WHAT IS NEEDED
Search the material below for the string "this" and copy each line where it appears.

________

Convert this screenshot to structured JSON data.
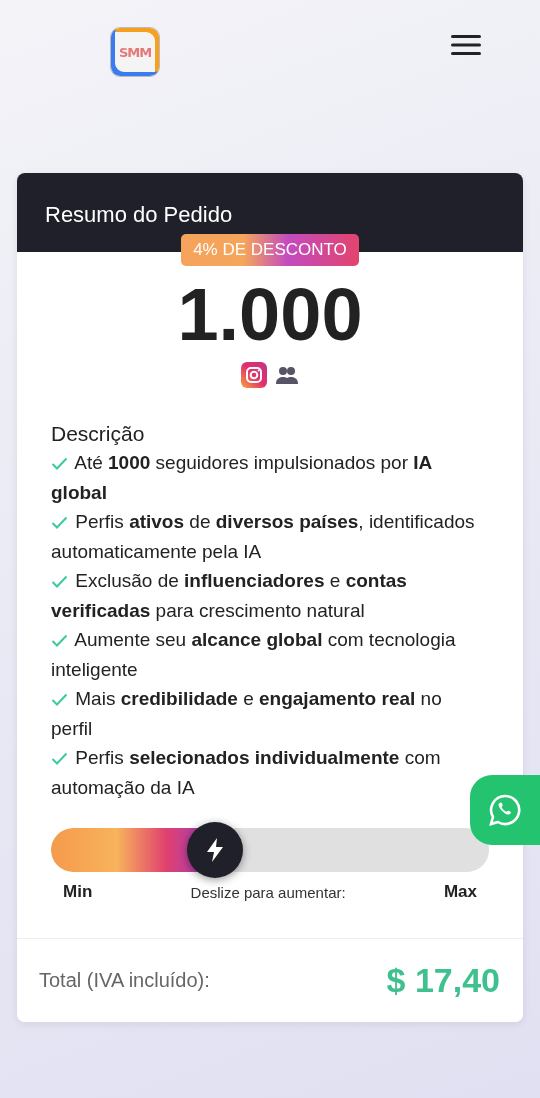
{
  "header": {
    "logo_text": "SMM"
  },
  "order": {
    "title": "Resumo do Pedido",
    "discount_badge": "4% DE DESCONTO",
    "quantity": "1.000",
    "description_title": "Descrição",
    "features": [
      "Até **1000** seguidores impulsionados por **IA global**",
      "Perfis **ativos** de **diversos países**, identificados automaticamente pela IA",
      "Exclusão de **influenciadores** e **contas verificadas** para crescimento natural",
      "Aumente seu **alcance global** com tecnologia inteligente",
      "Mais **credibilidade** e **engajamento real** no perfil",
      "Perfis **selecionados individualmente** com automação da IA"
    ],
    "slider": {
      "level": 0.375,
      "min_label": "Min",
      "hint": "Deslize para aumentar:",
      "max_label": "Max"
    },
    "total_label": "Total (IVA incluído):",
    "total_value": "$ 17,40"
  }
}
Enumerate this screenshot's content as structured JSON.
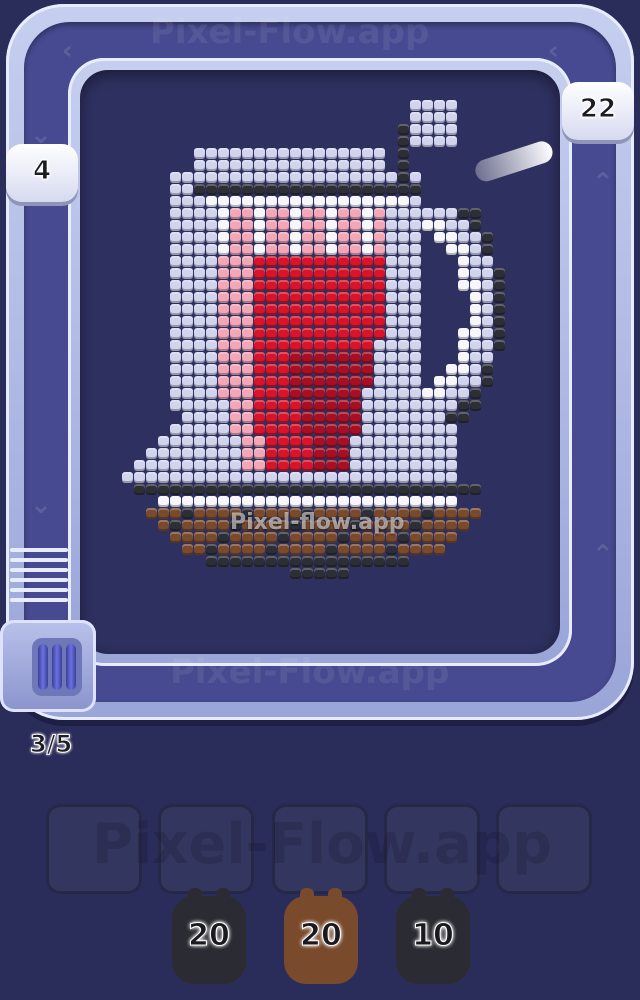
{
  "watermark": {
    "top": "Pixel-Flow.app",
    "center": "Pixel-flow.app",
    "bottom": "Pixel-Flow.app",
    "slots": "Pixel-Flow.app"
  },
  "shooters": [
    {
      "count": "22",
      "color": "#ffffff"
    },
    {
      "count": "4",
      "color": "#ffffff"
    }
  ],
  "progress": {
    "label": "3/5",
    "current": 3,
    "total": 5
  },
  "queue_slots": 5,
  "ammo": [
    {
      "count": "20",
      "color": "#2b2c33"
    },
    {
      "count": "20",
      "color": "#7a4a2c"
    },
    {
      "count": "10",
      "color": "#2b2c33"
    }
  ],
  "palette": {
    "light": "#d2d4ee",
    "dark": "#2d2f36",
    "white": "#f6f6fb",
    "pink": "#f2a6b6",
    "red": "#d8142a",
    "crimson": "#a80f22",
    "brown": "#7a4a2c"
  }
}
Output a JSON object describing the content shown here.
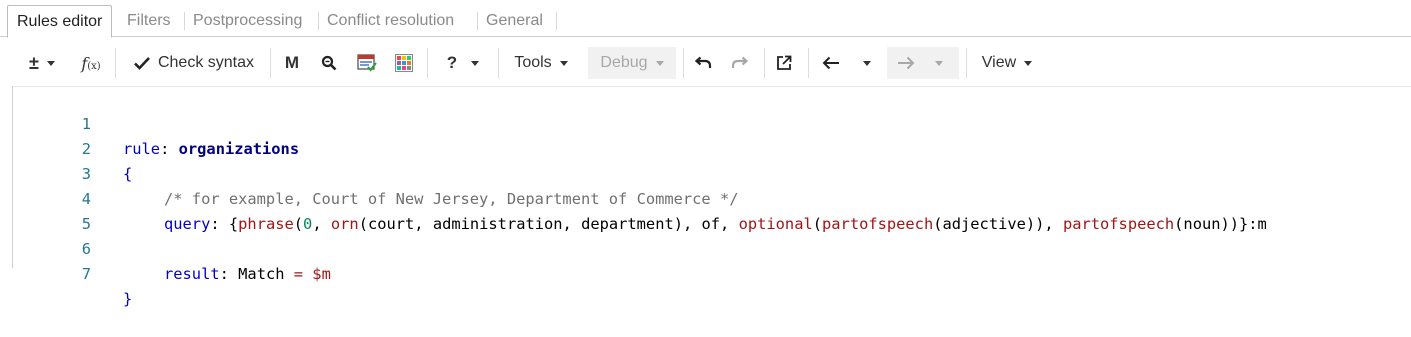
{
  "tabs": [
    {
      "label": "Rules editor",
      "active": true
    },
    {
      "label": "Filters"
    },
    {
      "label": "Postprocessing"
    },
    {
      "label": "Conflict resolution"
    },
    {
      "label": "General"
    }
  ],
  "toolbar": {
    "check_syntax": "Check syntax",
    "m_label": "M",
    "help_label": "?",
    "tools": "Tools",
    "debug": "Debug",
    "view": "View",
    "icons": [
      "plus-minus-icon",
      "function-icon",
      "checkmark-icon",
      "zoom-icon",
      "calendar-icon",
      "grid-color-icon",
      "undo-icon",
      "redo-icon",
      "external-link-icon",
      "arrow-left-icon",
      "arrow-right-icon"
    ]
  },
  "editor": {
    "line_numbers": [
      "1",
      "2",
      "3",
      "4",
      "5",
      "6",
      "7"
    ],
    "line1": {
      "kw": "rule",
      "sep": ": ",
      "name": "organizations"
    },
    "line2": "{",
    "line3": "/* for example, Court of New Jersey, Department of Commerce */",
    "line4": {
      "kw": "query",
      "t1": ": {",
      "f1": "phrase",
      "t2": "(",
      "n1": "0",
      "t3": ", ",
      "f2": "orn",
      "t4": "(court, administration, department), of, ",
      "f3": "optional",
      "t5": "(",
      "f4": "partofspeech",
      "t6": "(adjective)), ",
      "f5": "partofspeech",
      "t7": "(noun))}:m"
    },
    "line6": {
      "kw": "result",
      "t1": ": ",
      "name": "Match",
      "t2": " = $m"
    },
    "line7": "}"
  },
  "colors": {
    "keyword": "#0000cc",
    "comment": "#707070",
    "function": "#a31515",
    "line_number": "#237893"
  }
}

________

ANSWER SECTION
Convert this screenshot to structured JSON data.
Enumerate this screenshot's content as structured JSON.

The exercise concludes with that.